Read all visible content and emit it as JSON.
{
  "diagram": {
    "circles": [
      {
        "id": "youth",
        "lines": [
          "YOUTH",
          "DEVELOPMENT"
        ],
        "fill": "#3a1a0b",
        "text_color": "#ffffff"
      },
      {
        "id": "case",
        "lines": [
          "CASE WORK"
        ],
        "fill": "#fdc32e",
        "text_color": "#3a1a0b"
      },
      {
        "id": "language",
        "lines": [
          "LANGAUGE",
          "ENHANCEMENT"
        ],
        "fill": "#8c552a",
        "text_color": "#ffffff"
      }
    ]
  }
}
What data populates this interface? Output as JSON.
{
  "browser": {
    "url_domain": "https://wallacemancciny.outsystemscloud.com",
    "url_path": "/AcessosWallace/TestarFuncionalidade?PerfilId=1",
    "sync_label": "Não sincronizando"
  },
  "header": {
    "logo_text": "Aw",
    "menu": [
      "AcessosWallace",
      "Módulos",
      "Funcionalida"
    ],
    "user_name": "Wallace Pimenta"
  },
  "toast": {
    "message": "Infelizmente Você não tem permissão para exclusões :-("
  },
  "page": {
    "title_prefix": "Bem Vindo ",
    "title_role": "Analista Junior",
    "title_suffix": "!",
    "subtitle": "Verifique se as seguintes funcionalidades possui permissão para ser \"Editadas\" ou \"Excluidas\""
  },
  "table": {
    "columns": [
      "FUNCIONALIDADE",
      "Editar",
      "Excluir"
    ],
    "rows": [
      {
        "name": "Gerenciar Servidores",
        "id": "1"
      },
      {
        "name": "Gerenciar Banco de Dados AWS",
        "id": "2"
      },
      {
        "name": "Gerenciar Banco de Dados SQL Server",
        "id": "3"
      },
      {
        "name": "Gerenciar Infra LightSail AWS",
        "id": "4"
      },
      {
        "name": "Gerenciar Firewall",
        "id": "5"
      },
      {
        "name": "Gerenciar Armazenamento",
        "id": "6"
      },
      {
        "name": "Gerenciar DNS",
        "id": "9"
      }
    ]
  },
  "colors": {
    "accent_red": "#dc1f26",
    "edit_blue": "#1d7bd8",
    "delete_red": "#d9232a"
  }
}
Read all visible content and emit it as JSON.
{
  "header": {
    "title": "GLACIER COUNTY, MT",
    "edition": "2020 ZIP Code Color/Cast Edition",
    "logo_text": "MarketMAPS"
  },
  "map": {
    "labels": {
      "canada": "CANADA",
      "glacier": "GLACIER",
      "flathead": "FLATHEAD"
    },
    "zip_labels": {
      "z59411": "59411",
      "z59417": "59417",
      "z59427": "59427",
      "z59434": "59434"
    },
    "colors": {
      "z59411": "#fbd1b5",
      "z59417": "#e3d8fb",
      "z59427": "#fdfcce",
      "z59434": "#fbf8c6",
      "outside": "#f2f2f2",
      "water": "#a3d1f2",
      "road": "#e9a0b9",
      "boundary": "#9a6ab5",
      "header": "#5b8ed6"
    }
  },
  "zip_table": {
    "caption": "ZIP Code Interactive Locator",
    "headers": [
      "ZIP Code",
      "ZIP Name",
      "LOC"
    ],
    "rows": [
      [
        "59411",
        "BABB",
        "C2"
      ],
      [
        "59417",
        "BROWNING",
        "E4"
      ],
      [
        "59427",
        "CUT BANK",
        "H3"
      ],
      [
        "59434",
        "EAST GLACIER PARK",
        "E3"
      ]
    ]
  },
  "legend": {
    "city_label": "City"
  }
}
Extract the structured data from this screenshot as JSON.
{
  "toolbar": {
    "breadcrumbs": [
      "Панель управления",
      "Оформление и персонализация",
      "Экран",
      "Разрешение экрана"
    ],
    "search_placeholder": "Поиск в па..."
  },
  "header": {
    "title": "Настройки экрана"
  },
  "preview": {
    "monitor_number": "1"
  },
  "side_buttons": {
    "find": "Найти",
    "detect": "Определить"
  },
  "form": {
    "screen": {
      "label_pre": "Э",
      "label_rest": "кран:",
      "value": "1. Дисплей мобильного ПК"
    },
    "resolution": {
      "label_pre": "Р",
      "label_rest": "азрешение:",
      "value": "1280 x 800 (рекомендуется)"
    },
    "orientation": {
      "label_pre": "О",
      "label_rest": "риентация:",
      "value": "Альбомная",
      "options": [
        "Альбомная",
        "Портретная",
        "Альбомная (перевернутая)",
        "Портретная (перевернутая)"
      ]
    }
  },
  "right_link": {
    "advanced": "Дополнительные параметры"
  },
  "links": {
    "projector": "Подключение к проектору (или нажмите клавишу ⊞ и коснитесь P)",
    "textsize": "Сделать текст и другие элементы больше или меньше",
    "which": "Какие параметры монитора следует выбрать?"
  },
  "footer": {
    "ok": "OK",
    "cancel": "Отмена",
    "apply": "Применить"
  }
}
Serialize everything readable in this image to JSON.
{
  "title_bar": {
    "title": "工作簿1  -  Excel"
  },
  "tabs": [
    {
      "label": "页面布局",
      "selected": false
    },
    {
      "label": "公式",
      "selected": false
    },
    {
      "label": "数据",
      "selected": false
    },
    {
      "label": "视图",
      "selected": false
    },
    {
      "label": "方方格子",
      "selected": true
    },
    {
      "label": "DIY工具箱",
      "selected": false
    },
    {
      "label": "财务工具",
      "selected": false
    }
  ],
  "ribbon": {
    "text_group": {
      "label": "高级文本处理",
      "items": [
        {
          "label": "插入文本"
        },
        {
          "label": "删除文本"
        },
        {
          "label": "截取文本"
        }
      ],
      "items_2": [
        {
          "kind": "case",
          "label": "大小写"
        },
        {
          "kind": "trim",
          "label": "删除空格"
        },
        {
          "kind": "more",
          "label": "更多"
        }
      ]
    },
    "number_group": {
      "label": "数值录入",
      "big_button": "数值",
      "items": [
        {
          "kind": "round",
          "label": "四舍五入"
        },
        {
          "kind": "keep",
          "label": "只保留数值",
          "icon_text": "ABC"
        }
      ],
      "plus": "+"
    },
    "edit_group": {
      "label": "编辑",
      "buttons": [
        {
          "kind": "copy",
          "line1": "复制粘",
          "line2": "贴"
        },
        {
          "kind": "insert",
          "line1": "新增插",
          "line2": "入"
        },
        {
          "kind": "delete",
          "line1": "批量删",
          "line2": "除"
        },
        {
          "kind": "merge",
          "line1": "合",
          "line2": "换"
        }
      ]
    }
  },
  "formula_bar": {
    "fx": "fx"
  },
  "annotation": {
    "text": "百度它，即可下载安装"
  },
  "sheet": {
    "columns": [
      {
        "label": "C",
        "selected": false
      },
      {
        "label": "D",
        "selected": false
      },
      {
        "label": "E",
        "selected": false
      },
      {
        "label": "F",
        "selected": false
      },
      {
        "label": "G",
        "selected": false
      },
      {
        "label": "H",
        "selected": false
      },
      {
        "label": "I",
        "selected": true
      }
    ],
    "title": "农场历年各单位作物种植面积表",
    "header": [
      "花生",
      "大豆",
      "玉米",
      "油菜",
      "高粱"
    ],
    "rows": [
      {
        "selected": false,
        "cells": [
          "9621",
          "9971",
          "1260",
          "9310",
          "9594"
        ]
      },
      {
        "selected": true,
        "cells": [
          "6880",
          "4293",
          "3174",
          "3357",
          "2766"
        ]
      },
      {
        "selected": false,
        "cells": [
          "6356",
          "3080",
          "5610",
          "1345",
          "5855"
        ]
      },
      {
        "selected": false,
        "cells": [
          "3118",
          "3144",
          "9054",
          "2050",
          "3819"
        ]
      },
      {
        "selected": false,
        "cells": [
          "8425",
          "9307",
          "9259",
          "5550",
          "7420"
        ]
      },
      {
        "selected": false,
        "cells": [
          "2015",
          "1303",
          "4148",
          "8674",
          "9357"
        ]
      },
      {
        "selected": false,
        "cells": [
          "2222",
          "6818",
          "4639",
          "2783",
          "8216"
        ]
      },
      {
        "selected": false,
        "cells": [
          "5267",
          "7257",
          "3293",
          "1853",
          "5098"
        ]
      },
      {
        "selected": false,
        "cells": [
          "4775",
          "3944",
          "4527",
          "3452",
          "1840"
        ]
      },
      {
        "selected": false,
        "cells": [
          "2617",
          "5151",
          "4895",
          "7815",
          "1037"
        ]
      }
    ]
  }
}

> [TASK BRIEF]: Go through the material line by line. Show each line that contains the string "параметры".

> [RESULT OF THE EXERCISE]:
    "advanced": "Дополнительные параметры"
    "which": "Какие параметры монитора следует выбрать?"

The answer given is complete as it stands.